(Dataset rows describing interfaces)
-*-*-

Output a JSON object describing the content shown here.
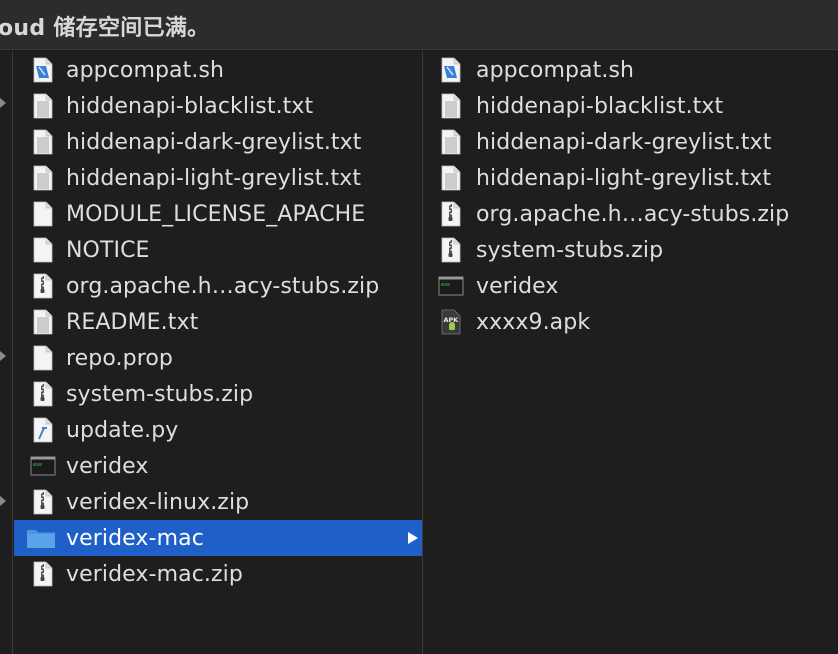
{
  "notice": {
    "text": "oud 储存空间已满。"
  },
  "column_middle": {
    "items": [
      {
        "name": "appcompat.sh",
        "icon": "shell-script-icon"
      },
      {
        "name": "hiddenapi-blacklist.txt",
        "icon": "text-file-icon"
      },
      {
        "name": "hiddenapi-dark-greylist.txt",
        "icon": "text-file-icon"
      },
      {
        "name": "hiddenapi-light-greylist.txt",
        "icon": "text-file-icon"
      },
      {
        "name": "MODULE_LICENSE_APACHE",
        "icon": "blank-file-icon"
      },
      {
        "name": "NOTICE",
        "icon": "blank-file-icon"
      },
      {
        "name": "org.apache.h…acy-stubs.zip",
        "icon": "zip-file-icon"
      },
      {
        "name": "README.txt",
        "icon": "text-file-icon"
      },
      {
        "name": "repo.prop",
        "icon": "blank-file-icon"
      },
      {
        "name": "system-stubs.zip",
        "icon": "zip-file-icon"
      },
      {
        "name": "update.py",
        "icon": "python-file-icon"
      },
      {
        "name": "veridex",
        "icon": "executable-icon"
      },
      {
        "name": "veridex-linux.zip",
        "icon": "zip-file-icon"
      },
      {
        "name": "veridex-mac",
        "icon": "folder-icon",
        "selected": true
      },
      {
        "name": "veridex-mac.zip",
        "icon": "zip-file-icon"
      }
    ]
  },
  "column_right": {
    "items": [
      {
        "name": "appcompat.sh",
        "icon": "shell-script-icon"
      },
      {
        "name": "hiddenapi-blacklist.txt",
        "icon": "text-file-icon"
      },
      {
        "name": "hiddenapi-dark-greylist.txt",
        "icon": "text-file-icon"
      },
      {
        "name": "hiddenapi-light-greylist.txt",
        "icon": "text-file-icon"
      },
      {
        "name": "org.apache.h…acy-stubs.zip",
        "icon": "zip-file-icon"
      },
      {
        "name": "system-stubs.zip",
        "icon": "zip-file-icon"
      },
      {
        "name": "veridex",
        "icon": "executable-icon"
      },
      {
        "name": "xxxx9.apk",
        "icon": "apk-file-icon"
      }
    ]
  },
  "icon_labels": {
    "apk": "APK"
  },
  "colors": {
    "selection": "#1f5fc8",
    "folder": "#5aa3e8",
    "background": "#1e1e1e"
  }
}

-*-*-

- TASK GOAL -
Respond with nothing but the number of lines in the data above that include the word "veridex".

- TASK RESPONSE -
5